These are real consequences and our fear is that it really is going to cause a readiness crisis for the military to respond to the crises that we still have to confront in the world, Panetta said.




All of this week's top headlines to your email every Friday.


 
 

 

Headlines April 18, 2014

Business: Lockheed to Lose 17 F-35s Under Automatic Pentagon Cuts - Pentagon will cut 17 of the 343 F-35 fighters it planned to buy from Lockheed Martin in fiscal 2016 through 2019 unless Congress repeals automatic budget cuts, according to a new Defense Department report. DOD looking for ways not to break MH-60R helo deal - The...
 
 

News Briefs April 18, 2013

U.S. military deaths in Afghanistan at 2,177 As of April 15, 2014, at least 2,177 members of the U.S. military had died in Afghanistan as a result of the U.S.-led invasion of Afghanistan in late 2001, according to an Associated Press count. At least 1,802 military service members have died in Afghanistan as a result...
 
 
LM-F35-hours

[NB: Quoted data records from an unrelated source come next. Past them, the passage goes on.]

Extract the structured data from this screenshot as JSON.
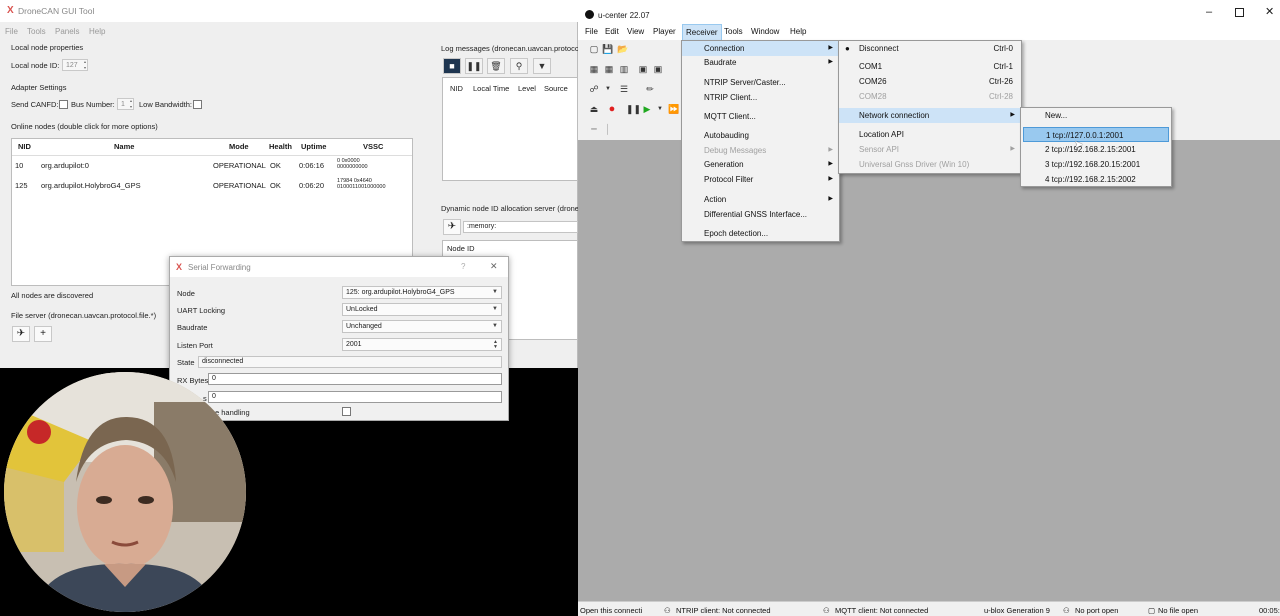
{
  "dronecan": {
    "title": "DroneCAN GUI Tool",
    "menus": [
      "File",
      "Tools",
      "Panels",
      "Help"
    ],
    "local_node_section": "Local node properties",
    "local_node_id_label": "Local node ID:",
    "local_node_id_value": "127",
    "adapter_section": "Adapter Settings",
    "send_canfd_label": "Send CANFD:",
    "bus_number_label": "Bus Number:",
    "bus_number_value": "1",
    "low_bandwidth_label": "Low Bandwidth:",
    "online_nodes_label": "Online nodes (double click for more options)",
    "node_columns": [
      "NID",
      "Name",
      "Mode",
      "Health",
      "Uptime",
      "VSSC"
    ],
    "nodes": [
      {
        "nid": "10",
        "name": "org.ardupilot:0",
        "mode": "OPERATIONAL",
        "health": "OK",
        "uptime": "0:06:16",
        "vssc_line1": "0           0x0000",
        "vssc_line2": "0000000000"
      },
      {
        "nid": "125",
        "name": "org.ardupilot.HolybroG4_GPS",
        "mode": "OPERATIONAL",
        "health": "OK",
        "uptime": "0:06:20",
        "vssc_line1": "17984     0x4640",
        "vssc_line2": "0100011001000000"
      }
    ],
    "all_nodes_text": "All nodes are discovered",
    "file_server_label": "File server (dronecan.uavcan.protocol.file.*)",
    "log_label": "Log messages (dronecan.uavcan.protocol.",
    "log_columns": [
      "NID",
      "Local Time",
      "Level",
      "Source"
    ],
    "dna_label": "Dynamic node ID allocation server (dronec",
    "dna_db": ":memory:",
    "dna_column": "Node ID"
  },
  "serial_forwarding": {
    "title": "Serial Forwarding",
    "help": "?",
    "close": "✕",
    "node_label": "Node",
    "node_value": "125: org.ardupilot.HolybroG4_GPS",
    "uart_label": "UART Locking",
    "uart_value": "UnLocked",
    "baud_label": "Baudrate",
    "baud_value": "Unchanged",
    "port_label": "Listen Port",
    "port_value": "2001",
    "state_label": "State",
    "state_value": "disconnected",
    "rx_label": "RX Bytes",
    "rx_value": "0",
    "tx_label": "s",
    "tx_value": "0",
    "handling_label": "e handling"
  },
  "ucenter": {
    "title": "u-center 22.07",
    "menus": [
      "File",
      "Edit",
      "View",
      "Player",
      "Receiver",
      "Tools",
      "Window",
      "Help"
    ],
    "receiver_menu": [
      {
        "label": "Connection",
        "arrow": true
      },
      {
        "label": "Baudrate",
        "arrow": true
      },
      {
        "label": "NTRIP Server/Caster..."
      },
      {
        "label": "NTRIP Client..."
      },
      {
        "label": "MQTT Client..."
      },
      {
        "label": "Autobauding"
      },
      {
        "label": "Debug Messages",
        "disabled": true,
        "arrow": true
      },
      {
        "label": "Generation",
        "arrow": true
      },
      {
        "label": "Protocol Filter",
        "arrow": true
      },
      {
        "label": "Action",
        "arrow": true
      },
      {
        "label": "Differential GNSS Interface..."
      },
      {
        "label": "Epoch detection..."
      }
    ],
    "connection_menu": [
      {
        "label": "Disconnect",
        "shortcut": "Ctrl-0"
      },
      {
        "label": "COM1",
        "shortcut": "Ctrl-1"
      },
      {
        "label": "COM26",
        "shortcut": "Ctrl-26"
      },
      {
        "label": "COM28",
        "shortcut": "Ctrl-28",
        "disabled": true
      },
      {
        "label": "Network connection",
        "arrow": true
      },
      {
        "label": "Location API"
      },
      {
        "label": "Sensor API",
        "disabled": true,
        "arrow": true
      },
      {
        "label": "Universal Gnss Driver (Win 10)",
        "disabled": true
      }
    ],
    "network_menu": [
      "New...",
      "1 tcp://127.0.0.1:2001",
      "2 tcp://192.168.2.15:2001",
      "3 tcp://192.168.20.15:2001",
      "4 tcp://192.168.2.15:2002"
    ],
    "status": [
      "Open this connecti",
      "NTRIP client: Not connected",
      "MQTT client: Not connected",
      "u-blox Generation 9",
      "No port open",
      "No file open",
      "00:05:"
    ]
  },
  "colors": {
    "highlight": "#99c9ef",
    "hover": "#cde3f7",
    "record_red": "#e02020",
    "play_green": "#1fa81f"
  }
}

F-35 fleet surpasses 15,000 flying hours

The Lockheed Martin F-35 Lightning II fleet recently surpassed 15,000 flight hours, marking a major milestone for the program.  “Flying 15,000 hours itself demonstrates that the program is maturing, but what I think is e...
 

 
nasa-cassini

NASA Cassini images may reveal birth of new Saturn moon

NASA’s Cassini spacecraft has documented the formation of a small icy object within the rings of Saturn that may be a new moon, and may also provide clues to the formation of the planet’s known moons. Images taken w...
 
 

NASA completes LADEE mission with planned impact on Moon’s surface

Ground controllers at NASA’s Ames Research Center in Moffett Field, Calif., have confirmed that NASA’s Lunar Atmosphere and Dust Environment Explorer spacecraft impacted the surface of the moon, as planned, between 9:30 and 10:22 p.m., PDT, April 17. LADEE lacked fuel to maintain a long-term lunar orbit or continue science operations and was intentionally sent...
 
 
Photograph courtesy of NASA Ames/SETI Institute/JPL-Caltech

NASA’s Kepler telescope discovers first Earth-size planet in ‘habitable zone’

Photograph courtesy of NASA Ames/SETI Institute/JPL-Caltech Kepler-186f resides in the Kepler-186 system about 500 light-years from Earth in the constellation Cygnus. The system is also home to four inner planets, seen lined up...
 




0 Comments


Be the first to comment!


Leave a Reply

Your email address will not be published. Required fields are marked *

You may use these HTML tags and attributes: <a href="" title=""> <abbr title=""> <acronym title=""> <b> <blockquote cite=""> <cite> <code> <del datetime=""> <em> <i> <q cite=""> <strike> <strong>